Lou Stanasolovich, CEO and Founder, Legend Financial Advisors
Stanasolovich has been recognized by numerous publications, including Barron’s and Worth Magazine, as one of the leading financial advisors in the country. His Pittsburgh-based firm, founded in 1993, is a fee-only advisor offering a full range of financial advice on all aspects of wealth management, including investing.
Christian Wagner, CEO and Chief Investment Officer, Longview Capital Management
Based in Delaware and New Jersey, Longview manages $175 million in assets, using a dynamic investment process that measures risk and reward in different sectors and individual companies in markets around the world. The firm uses ETFs as the building blocks of its portfolio. Before founding the firm, Wagner was Senior Vice President and the Director of Investment Services for Commerce Capital Markets, Inc. and Commerce Wealth Advisors.
The conversation is broken out into two segments.
Some topics covered in part one (video below):
- The continuing appeal of large cap, dividend stocks.
- Technology, healthcare, energy as attractive sectors for a variety of reasons.
- Is a downturn coming in the second half of the year?
- Looking for value among dividend payers.
- Smart global investing — the case for Chile and Canada.
- The challenge of investing based on the classic measures of quality — when companies with the poorest consistency of earning out perform those with good consistency and other strange twists of the market today.
- The tail wind behind companies that export to the Far East.
In Part Two (video below) the conversation continues with a discussion of :
- Volatility and climbing “the wall of worry.”
- China, India and Greater Asia.
- Is the market expensive or not?
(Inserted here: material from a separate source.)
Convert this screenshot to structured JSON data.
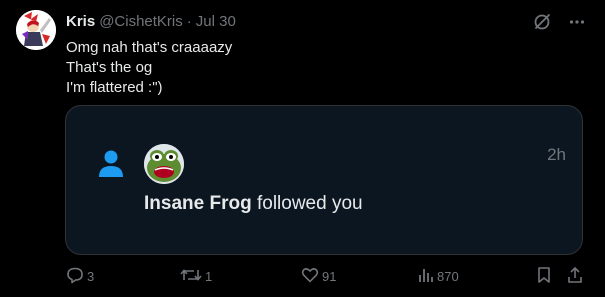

Comparing large, mid- and small-cap stocks.
- Mining and metals.
- Things Worth Worrying About in 2011.
photo: James Lee